Skip to main content
Dryad logo

Data from: Sea level change and the area of shallow-marine habitat: implications for marine biodiversity

Citation

Holland, Steven M. (2011), Data from: Sea level change and the area of shallow-marine habitat: implications for marine biodiversity, Dryad, Dataset, https://doi.org/10.5061/dryad.4pt8h

Abstract

Analysis of a global elevation database to measure changes in shallow-marine habitat area as a function of sea-level reveals an unexpectedly complicated relationship. In contrast to prevailing views, sea-level rise does not consistently generate an increase in shelf area, nor does sea-level fall consistently reduce shelf area. Different depth-defined habitats on the same margin will experience different changes in area for the same sea-level change, and different margins will likewise experience different changes in area for the same sea-level change. Simple forward models incorporating a species-area relationship suggest that the diversity response to sea-level change will be largely idiosyncratic. The change in habitat area is highly dependent on the starting position of sea level, the amount and direction of sea-level change, and the habitat and region in question.

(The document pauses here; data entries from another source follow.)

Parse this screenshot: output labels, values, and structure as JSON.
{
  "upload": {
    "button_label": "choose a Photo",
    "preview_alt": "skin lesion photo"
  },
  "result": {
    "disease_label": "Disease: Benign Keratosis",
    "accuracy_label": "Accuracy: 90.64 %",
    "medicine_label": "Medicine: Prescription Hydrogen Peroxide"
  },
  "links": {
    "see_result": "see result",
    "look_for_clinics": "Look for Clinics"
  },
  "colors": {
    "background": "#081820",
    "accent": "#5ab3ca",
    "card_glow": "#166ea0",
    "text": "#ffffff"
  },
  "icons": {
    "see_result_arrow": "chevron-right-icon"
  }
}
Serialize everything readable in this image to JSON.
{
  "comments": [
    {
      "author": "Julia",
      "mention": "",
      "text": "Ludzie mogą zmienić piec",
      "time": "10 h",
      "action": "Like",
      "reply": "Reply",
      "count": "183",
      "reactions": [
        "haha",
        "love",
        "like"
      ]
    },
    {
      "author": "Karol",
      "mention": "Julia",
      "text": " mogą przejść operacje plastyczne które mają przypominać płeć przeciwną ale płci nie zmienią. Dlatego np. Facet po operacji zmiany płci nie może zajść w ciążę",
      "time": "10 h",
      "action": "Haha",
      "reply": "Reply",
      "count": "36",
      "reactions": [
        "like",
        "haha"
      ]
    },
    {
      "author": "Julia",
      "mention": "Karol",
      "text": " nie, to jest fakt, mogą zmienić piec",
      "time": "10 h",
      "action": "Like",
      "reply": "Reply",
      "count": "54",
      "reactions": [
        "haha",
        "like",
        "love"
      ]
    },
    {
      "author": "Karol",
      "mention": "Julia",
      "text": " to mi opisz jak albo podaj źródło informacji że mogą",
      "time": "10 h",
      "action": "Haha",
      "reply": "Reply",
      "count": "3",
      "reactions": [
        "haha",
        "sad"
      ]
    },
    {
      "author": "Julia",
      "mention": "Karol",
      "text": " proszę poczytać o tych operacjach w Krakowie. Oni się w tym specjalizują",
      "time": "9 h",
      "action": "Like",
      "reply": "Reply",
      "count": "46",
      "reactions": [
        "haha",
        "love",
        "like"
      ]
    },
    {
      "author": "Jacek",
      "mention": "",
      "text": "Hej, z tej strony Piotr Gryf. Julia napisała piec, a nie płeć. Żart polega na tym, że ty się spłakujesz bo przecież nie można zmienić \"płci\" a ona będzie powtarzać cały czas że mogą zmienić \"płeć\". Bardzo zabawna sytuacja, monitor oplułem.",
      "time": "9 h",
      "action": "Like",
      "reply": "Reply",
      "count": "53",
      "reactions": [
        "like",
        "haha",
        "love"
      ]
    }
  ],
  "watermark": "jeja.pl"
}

Such an idiosyncratic relationship between diversity and sea-level reconciles the widespread evidence from the fossil record for a link between diversity and sea-level change with the lack of quantitative support for such a relationship throughout the Phanerozoic.

Usage Notes

Location

Oregon
Brazil
Persian Gulf
Georgia
Florida
Adriatic Sea
Sunda Shelf
Bahamas